09 November 2005 :Canadian diplomats sought a promise from the Pentagon that it would not seek to execute a teenager being held at Guantanamo Bay, Cuba. The efforts came following an announcement by the Pentagon of five more war-crimes court indictments, notably of Toronto-born Omar Khadr, who was 15 when he was captured in Afghanistan, and was to be charged with murder as an "unprivileged belligerent." Khadr's detention at Guantanamo had sparked an outcry among some international and human rights lawyers who said that, as a juvenile, Khadr was entitled to special treatment under the Laws of War. "Under international law, when a country finds children in the battlefield, they are to be treated differently than anyone else.
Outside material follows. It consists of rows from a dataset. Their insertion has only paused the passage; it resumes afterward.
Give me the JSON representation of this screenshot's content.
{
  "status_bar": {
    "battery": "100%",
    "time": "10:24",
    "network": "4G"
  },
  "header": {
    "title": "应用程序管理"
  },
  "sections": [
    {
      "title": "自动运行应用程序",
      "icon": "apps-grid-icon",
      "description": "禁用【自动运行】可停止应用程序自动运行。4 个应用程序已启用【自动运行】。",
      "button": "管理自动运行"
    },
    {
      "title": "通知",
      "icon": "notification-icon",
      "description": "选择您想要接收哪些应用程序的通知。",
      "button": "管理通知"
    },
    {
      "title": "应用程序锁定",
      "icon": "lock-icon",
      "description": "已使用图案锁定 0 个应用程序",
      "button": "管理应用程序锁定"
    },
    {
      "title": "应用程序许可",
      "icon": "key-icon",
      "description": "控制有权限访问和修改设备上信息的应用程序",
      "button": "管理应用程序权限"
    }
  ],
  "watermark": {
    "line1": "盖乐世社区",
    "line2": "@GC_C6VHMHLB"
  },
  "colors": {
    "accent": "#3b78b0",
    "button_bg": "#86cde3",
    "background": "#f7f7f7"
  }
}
They are supposed to remove them, rehabilitate them and return them to a place of safety," said American University law professor Muneer Ahmad, who was suing the Bush administration in the US District Court in Washington for the teen's release and return to his mother in Canada.
At the same time, Canadian diplomats were working with both the US State and Defense departments to get "the death penalty off the table," said embassy spokesman Jasmine Panthaky.
"We are seeking a firm assurance that Mr. Khadr, who was a child when the alleged acts took place, will not be subject to the death penalty," she said from the Canadian Embassy in Washington.
In addition, Canada was seeking a consular visit with the teenager; a Canadian official last saw him in March at Guantanamo.
The military alleges that Khadr, while fighting on behalf of the Taliban, tossed a grenade that killed a US Special Forces medic, planted mines to target US convoys and gathered surveillance for the enemy.